Given all this, it’s not too strange to hear veteran martial arts actor Jackie Chan himself note that ‘these days, they ask me, “do you think the China audience will like it?”All the writers, producers – they think about China. Now China is the centre of everything’.

Surrendering artistic integrity in the pursuit of Chinese audiences proves that Hollywood is as profit-driven and capitalistic as any other. The hypocrisy of then producing films that usually portray economic liberalism in the worst possible light is bad enough. But the consequences of this shift present special problems for the West. Hollywood is unique due to its role as a source of ‘soft power’, which refers to economic and cultural influence in international affairs. While the impact on the content of the films is frequently analysed, the strategic ramifications of China effectively colonising an important source of Anglo-American soft power receives too little attention.

Historically, the US relies on Hollywood to underwrite Pax Americana, the post-war peace characterised by widespread Anglo-American cultural norms and the economic and military position of the United States. By popular acceptance, Hollywood became the lens through which the United States and its allies were seen by the rest of the world. Through this, the US has been able to spread its values around the world, such that American archetypes have become globally-understood tropes.

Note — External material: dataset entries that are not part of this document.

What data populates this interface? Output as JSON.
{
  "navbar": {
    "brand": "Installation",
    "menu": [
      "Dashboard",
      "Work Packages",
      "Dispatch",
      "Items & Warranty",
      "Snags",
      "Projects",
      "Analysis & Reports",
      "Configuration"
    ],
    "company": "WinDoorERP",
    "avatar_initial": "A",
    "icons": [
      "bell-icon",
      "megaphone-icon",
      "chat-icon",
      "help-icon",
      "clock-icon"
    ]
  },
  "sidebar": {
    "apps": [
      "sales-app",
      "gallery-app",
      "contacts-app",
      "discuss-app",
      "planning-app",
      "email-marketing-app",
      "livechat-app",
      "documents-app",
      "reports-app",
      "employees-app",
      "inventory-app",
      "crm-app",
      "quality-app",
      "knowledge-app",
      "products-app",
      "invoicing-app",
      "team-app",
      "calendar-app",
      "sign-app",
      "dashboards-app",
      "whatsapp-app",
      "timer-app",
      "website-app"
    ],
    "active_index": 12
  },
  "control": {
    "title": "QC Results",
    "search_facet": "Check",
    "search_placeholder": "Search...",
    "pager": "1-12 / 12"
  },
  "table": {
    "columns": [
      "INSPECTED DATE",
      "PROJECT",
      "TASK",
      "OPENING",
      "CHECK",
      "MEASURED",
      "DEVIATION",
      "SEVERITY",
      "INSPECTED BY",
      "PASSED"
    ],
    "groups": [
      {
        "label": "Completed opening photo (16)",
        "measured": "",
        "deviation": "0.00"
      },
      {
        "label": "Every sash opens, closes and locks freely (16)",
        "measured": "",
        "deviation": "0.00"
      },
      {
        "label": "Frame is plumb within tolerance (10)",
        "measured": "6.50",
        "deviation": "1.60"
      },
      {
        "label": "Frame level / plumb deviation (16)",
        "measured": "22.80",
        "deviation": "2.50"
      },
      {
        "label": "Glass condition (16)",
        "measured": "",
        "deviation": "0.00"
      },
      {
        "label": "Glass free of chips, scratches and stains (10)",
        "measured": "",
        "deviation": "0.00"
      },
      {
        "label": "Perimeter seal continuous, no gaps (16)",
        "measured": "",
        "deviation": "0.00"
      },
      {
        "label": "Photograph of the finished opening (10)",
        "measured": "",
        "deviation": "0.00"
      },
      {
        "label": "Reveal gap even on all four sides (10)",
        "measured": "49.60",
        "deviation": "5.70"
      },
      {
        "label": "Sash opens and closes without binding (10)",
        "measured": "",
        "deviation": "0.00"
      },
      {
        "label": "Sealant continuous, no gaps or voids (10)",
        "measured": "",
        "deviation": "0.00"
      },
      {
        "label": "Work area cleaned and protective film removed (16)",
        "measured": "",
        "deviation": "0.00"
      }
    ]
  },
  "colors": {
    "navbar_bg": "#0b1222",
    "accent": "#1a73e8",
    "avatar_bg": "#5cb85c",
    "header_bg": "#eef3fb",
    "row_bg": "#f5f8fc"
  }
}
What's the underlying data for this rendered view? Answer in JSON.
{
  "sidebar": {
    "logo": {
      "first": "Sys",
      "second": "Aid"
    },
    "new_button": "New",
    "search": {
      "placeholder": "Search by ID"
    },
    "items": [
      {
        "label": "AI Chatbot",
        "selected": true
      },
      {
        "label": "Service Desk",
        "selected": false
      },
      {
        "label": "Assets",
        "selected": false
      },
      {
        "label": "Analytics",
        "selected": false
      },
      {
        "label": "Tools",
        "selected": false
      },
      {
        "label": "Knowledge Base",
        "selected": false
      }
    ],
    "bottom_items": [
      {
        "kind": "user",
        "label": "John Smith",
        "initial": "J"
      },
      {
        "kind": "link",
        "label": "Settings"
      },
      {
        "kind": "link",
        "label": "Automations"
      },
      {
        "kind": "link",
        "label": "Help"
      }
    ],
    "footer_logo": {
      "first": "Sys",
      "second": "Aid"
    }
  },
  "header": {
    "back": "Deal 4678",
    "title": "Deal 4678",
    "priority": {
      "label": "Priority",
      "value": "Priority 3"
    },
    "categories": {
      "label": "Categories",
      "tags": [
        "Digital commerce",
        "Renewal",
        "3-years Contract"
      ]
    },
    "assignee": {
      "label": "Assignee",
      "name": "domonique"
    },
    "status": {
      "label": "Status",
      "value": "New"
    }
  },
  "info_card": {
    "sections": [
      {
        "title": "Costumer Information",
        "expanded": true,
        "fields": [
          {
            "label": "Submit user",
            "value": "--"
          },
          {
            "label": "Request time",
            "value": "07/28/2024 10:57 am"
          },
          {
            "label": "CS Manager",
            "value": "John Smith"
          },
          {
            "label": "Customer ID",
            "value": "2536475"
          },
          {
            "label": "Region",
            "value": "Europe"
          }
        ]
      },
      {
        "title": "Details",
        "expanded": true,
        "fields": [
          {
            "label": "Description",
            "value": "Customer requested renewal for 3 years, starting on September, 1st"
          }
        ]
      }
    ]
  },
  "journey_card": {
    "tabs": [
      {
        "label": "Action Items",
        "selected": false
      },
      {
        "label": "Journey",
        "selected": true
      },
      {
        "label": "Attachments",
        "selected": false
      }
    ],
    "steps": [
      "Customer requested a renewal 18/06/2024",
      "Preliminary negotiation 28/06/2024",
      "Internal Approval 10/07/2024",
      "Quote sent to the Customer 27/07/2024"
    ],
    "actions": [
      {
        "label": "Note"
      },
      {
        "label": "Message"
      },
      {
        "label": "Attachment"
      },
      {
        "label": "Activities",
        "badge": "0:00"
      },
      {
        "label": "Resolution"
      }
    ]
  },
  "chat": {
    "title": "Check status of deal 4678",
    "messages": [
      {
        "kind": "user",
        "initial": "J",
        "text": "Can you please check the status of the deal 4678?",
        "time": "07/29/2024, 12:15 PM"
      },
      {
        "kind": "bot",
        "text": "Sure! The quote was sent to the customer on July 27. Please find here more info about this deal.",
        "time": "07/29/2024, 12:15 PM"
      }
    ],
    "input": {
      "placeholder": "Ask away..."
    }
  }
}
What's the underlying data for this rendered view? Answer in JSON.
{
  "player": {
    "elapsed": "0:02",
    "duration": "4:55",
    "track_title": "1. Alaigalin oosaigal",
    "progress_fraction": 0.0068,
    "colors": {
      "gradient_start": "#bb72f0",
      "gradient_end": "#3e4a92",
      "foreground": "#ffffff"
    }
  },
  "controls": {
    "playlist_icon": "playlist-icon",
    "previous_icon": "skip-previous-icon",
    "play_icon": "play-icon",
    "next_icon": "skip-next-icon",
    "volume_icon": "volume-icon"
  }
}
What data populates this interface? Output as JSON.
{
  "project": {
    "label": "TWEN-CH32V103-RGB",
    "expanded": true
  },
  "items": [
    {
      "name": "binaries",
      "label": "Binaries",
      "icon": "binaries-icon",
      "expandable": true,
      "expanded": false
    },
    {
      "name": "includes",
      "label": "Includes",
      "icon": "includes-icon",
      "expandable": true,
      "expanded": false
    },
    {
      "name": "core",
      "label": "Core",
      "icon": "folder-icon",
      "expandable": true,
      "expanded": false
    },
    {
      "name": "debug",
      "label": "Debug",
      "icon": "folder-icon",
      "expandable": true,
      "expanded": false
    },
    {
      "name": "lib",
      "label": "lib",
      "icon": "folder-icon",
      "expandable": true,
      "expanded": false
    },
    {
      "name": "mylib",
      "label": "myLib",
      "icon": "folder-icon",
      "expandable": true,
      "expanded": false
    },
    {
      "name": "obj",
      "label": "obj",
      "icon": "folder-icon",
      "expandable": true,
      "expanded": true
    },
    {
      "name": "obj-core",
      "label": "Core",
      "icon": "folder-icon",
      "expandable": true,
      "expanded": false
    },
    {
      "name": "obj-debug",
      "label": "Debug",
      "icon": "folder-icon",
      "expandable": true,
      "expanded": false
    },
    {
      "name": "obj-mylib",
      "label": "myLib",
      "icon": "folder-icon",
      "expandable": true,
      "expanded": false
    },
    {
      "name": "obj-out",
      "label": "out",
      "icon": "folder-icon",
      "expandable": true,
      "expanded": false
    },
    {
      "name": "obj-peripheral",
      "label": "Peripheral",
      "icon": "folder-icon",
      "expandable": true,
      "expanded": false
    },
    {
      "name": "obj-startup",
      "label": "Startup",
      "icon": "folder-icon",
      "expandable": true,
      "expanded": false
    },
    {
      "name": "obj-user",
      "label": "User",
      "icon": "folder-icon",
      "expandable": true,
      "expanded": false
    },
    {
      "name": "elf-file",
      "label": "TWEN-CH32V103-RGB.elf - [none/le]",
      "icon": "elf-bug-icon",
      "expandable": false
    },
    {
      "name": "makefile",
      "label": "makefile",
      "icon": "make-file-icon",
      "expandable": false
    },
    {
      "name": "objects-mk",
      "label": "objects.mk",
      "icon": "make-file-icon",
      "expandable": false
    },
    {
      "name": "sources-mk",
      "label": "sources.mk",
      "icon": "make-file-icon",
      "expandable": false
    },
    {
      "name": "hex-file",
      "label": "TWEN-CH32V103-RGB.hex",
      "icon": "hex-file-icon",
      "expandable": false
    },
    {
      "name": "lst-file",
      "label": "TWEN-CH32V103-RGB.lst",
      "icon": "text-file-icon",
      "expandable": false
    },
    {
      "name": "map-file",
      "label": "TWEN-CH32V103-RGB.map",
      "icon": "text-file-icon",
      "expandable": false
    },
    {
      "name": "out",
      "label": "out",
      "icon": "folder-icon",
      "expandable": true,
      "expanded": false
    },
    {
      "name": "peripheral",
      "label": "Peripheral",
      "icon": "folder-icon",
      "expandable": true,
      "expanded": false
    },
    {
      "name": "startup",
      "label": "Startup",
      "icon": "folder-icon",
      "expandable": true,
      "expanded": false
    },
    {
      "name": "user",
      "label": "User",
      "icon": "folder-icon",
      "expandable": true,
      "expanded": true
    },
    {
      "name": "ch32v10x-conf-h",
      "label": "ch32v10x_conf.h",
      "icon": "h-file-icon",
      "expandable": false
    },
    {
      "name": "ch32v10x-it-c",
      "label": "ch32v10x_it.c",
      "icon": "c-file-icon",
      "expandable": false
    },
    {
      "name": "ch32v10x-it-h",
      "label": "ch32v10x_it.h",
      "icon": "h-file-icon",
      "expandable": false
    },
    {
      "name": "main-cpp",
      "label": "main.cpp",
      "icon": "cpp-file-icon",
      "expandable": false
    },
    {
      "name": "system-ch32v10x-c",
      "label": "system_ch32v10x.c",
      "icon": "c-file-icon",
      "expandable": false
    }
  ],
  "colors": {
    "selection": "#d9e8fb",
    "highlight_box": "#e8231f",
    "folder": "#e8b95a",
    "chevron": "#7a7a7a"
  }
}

This is not to say that American cultural values are perfect or that Pax Americana has been without flaws. The West rightly coalesced around the United States after the Second World War as it was obviously superior to the powers of the Warsaw Pact as a force to protect liberty and economic prosperity.

Since the end of the Cold War, the cultural rot within the West has become more pronounced. It is just one symptom of this problem that Hollywood does not recognise its role as custodian of a uniquely Western tradition. The values that were once a feature of Hollywood must now be sacrificed to accommodate the prejudices of the Chinese market and the sensibilities of the Chinese Communist Party.

The West is now in the position of effectively disseminating the propaganda of the Chinese Communist Party. This is not an accident. The Peoples Republic has not been shy about its aggressive efforts to build up its own soft power, and Hollywood is undoubtedly a part of that agenda. Closer to home, a report of an investigation launched by Prime Minister Malcolm Turnbull in 2016, allegedly outlining ‘brazen’ Chinese government infiltration at every layer of the Australian government, remains classified.

What’s happening in Hollywood isn’t just a nuisance for consumers; it’s an underestimated threat to the West. It’s not easy to predict what a fall of Pax Americana would look like, but one should not expect a Hollywood ending for Australia.

Subscribe to The Spectator Australia today for a quality of argument not found in any other publication. Subscribe – Try a month free


Show comments
Close